An opportunity to remember that although sparkling wines are more than ever at the heart of the debate, Britain first remains the kingdom of beer.

WineExplorers’cheers,
JBA

 

Thank you to Exton Park, Coates & Seely and Gusbourne estates for their warm welcome. Thank you to Gérard Basset for his valuable recommendations of wineries to visit.

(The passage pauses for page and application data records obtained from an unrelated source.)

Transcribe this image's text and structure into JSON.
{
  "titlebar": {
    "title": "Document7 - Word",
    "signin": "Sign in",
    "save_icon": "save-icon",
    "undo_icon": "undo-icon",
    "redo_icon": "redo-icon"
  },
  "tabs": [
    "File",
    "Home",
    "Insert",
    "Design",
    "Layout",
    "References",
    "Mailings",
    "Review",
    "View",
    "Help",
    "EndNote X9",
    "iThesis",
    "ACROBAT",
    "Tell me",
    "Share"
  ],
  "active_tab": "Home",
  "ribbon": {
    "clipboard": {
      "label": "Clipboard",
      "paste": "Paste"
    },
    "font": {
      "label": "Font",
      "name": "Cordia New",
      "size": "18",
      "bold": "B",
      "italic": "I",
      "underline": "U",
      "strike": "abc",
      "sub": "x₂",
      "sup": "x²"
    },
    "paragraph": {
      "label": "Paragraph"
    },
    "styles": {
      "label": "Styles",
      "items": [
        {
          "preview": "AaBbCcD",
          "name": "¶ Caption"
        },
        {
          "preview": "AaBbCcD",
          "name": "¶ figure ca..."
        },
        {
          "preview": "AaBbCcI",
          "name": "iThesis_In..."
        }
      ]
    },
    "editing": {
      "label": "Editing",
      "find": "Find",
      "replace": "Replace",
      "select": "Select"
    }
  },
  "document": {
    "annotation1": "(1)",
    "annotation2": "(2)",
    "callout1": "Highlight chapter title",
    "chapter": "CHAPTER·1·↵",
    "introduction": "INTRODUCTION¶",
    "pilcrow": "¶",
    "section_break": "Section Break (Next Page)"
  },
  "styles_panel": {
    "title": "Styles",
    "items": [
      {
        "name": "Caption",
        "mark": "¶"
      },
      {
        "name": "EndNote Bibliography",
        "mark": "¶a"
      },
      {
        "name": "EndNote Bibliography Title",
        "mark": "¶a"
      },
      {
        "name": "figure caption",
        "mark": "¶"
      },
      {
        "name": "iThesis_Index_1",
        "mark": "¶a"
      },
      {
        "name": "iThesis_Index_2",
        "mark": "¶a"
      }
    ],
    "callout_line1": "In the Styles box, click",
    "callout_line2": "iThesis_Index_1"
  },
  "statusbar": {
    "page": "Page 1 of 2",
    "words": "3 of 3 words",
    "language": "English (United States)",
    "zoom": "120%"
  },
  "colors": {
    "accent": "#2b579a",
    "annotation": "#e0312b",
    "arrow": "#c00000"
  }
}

Thank you to Laura Rhys for having shared her precious wine knowledges with us.
Finally, thank you to all of you who participated in the financing of the WINE Explorers’ Truck : the VIDELOT group, Chateau Calon Segur, Chateau Lafon-Rochet, Chateau La Conseillante and all the friends and relatives of the project to who we will offer some well-deserved rewards once the project is completed.

(1) Archaeological excavations have revealed amphoras and bronze cups of wine dating from the 1st century BC in southern England.
(2) The famous “French Claret” imported since the twelfth century under the leadership of Henry II – King of England, are wines of a light red color, ranging from a color similar to that of burgundy  to that of a rosé. They have made the fortune of Bordeaux at the time.
(3) There are actually 135 wineries in the country, for 470 vineyards and 1,884 hectares under vine.
(4) Corinne Seely is a brilliant winemaker, who first started winemaking at Chateau Lynch Bages, where she was part of the team that created the first white wine from this estate, before becoming the oenologist at the Domaine de Chevalier, one of the most beautiful vineyards of Bordeaux for white wines.
(5) An English sparkling wine that is named “Britagne” must at least be made from Pinot noir, Pinot Meunier and Chardonnay,  have its second fermentation in bottle (plus a number of other wine growing and winemaking techniques that must be strictly adhered to). These wines will therefore be designated as made according to the “Britannique Method”.


For more information on English wines : http://www.englishwineproducers.co.uk